* WHAT YOU SHOULD DO
Which lines of the records contain "cars"? Collect every one of them.

* RECORDED INFORMATION
:::::

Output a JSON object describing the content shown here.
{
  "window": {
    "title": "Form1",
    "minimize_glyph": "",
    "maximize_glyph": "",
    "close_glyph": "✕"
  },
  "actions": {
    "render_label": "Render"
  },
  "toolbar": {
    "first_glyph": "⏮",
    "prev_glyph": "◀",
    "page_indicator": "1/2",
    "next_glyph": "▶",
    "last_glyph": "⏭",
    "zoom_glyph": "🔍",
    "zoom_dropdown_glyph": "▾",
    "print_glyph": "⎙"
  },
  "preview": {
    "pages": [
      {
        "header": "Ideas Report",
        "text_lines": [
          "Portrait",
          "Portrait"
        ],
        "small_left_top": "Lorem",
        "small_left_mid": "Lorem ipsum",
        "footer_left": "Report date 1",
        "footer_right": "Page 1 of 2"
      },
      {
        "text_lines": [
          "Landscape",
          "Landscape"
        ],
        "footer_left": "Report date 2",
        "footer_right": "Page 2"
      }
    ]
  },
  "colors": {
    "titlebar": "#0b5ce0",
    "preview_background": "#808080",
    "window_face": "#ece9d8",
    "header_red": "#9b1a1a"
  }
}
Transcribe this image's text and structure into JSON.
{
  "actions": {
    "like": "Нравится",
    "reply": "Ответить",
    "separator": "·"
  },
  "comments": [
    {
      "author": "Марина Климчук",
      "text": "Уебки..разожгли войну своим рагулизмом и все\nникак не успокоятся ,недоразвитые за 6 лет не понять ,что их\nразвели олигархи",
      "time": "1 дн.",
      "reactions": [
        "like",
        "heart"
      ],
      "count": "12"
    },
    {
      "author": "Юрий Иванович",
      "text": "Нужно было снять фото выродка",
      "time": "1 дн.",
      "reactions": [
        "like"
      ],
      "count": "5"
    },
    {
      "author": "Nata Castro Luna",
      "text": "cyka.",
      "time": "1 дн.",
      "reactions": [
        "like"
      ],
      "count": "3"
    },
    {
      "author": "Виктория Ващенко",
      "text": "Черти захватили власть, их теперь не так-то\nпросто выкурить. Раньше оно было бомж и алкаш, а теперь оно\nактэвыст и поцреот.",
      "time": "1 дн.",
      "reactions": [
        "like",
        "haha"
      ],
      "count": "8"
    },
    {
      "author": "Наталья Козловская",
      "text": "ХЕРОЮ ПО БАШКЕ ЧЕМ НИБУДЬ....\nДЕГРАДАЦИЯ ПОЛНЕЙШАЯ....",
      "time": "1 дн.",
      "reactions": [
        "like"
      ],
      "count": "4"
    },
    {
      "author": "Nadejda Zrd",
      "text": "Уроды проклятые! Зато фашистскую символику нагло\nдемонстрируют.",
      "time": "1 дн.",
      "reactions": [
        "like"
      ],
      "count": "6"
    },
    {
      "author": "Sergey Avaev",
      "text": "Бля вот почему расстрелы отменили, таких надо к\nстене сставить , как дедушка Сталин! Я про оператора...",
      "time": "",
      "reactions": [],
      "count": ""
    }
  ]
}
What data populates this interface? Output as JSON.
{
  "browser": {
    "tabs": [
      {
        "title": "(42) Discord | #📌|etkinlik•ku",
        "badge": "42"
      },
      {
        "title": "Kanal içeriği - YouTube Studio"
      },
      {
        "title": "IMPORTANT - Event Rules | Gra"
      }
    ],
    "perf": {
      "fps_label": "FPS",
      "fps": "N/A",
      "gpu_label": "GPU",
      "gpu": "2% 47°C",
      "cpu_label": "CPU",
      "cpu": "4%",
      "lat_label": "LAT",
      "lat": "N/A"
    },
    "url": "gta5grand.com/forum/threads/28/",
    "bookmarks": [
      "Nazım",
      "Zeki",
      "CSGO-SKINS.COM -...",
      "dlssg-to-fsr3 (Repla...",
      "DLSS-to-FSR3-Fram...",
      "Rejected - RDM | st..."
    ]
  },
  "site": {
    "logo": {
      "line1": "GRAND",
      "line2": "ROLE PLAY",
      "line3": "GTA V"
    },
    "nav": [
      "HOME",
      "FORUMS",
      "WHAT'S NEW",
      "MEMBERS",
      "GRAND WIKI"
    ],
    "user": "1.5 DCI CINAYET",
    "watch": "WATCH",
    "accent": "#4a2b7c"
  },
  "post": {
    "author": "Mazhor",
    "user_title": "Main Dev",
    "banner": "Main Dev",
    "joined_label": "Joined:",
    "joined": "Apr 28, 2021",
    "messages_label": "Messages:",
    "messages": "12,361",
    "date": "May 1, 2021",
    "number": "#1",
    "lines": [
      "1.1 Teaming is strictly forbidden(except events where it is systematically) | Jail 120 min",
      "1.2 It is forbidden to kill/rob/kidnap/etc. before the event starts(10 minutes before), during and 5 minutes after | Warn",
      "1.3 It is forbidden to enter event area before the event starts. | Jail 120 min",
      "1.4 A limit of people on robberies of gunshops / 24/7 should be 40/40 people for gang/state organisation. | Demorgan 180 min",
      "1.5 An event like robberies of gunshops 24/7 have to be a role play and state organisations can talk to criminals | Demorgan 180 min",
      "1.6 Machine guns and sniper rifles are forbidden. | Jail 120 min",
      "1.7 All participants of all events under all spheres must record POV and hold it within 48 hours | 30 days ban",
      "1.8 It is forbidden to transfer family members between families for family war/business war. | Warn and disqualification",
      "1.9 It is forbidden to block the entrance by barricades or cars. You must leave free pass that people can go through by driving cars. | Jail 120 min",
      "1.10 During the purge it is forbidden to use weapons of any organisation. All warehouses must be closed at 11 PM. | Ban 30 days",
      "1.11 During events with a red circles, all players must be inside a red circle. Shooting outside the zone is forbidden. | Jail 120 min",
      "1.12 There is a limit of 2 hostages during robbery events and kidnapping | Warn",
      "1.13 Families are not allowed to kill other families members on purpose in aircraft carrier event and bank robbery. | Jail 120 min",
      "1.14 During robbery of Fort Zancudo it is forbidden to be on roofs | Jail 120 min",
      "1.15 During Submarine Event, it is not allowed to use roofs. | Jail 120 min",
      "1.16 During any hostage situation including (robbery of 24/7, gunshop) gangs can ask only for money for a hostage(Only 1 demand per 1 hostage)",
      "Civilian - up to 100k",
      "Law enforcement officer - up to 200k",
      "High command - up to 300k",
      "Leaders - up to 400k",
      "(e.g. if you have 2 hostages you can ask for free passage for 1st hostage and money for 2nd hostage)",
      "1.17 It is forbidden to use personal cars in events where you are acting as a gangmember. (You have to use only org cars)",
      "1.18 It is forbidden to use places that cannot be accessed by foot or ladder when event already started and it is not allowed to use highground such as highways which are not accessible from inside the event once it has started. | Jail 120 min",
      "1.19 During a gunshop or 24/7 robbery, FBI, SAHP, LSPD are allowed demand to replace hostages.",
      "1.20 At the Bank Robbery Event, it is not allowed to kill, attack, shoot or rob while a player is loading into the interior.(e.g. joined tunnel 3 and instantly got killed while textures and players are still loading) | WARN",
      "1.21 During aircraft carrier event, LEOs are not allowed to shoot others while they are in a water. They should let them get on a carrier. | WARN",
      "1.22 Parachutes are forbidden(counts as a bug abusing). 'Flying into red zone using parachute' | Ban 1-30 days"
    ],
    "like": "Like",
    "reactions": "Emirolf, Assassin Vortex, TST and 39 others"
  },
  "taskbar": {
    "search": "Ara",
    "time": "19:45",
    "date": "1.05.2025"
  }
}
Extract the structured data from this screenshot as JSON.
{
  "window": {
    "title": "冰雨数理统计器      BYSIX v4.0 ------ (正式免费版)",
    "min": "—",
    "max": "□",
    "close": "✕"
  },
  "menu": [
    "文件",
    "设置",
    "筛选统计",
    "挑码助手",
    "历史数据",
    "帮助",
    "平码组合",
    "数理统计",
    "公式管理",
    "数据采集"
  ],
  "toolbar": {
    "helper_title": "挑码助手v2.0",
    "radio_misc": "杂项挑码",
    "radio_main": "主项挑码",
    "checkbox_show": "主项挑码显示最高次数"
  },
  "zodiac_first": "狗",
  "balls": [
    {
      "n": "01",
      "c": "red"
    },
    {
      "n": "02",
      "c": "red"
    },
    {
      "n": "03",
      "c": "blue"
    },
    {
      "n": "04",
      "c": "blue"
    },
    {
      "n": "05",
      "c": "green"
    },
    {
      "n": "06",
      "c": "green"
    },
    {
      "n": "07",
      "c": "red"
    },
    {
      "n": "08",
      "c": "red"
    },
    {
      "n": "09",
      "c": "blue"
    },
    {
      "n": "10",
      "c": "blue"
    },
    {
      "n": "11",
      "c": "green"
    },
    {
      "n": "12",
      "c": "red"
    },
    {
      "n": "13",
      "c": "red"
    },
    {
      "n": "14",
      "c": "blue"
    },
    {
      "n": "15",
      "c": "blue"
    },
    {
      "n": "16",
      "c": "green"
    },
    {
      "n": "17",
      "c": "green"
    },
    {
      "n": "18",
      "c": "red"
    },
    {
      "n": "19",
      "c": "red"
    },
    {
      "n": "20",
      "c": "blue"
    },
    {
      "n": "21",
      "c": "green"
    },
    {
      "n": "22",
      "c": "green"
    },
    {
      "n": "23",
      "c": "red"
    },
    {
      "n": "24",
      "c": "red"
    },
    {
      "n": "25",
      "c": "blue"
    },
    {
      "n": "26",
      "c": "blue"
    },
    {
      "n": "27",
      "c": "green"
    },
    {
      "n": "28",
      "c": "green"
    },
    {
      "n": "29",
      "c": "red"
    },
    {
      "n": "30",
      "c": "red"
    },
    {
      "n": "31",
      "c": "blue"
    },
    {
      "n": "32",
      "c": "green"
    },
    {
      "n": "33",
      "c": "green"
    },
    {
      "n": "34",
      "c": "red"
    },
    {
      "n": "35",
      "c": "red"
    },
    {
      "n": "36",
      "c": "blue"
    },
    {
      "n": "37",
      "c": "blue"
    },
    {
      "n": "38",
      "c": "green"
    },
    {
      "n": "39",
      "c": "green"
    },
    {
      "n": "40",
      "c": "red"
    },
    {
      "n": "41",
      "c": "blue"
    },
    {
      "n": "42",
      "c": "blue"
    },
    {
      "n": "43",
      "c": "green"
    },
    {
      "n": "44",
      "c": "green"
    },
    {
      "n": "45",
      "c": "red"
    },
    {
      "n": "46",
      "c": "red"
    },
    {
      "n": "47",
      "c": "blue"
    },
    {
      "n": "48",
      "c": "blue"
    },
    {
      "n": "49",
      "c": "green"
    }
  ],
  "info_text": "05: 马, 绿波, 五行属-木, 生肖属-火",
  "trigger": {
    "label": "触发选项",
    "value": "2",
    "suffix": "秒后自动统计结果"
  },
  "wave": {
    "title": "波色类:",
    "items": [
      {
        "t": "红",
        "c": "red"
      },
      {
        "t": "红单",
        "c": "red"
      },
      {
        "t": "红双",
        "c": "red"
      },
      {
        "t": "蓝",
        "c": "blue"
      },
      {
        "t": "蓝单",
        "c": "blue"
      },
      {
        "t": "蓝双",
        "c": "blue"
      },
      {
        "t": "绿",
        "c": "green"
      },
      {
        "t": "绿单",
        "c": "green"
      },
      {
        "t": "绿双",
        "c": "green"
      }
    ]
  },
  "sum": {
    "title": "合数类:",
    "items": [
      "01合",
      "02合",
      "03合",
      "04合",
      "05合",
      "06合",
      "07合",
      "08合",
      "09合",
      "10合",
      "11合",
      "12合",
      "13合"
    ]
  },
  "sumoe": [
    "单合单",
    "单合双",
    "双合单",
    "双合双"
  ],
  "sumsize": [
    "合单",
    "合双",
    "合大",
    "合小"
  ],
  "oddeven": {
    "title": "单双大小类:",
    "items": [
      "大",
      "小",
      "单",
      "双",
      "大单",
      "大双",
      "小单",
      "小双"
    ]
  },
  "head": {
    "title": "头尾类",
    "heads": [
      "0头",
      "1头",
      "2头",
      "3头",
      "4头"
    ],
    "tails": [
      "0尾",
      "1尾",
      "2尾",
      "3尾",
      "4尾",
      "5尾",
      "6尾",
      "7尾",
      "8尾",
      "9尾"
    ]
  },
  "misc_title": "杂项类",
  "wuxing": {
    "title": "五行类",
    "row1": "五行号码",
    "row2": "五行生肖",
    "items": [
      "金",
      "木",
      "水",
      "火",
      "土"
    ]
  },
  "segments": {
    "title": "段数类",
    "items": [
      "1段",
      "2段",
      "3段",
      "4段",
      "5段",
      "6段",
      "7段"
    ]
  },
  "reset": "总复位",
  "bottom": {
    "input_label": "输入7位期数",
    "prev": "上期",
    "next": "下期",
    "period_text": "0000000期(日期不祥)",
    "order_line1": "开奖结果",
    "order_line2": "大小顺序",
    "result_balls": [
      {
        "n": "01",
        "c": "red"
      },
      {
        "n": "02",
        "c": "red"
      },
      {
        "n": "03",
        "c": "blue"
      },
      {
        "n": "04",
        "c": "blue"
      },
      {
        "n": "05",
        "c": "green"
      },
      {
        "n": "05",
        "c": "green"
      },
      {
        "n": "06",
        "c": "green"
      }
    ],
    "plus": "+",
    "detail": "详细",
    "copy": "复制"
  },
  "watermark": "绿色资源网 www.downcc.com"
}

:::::

* RESULT
      "1.9 It is forbidden to block the entrance by barricades or cars. You must leave free pass that people can go through by driving cars. | Jail 120 min",
      "1.17 It is forbidden to use personal cars in events where you are acting as a gangmember. (You have to use only org cars)",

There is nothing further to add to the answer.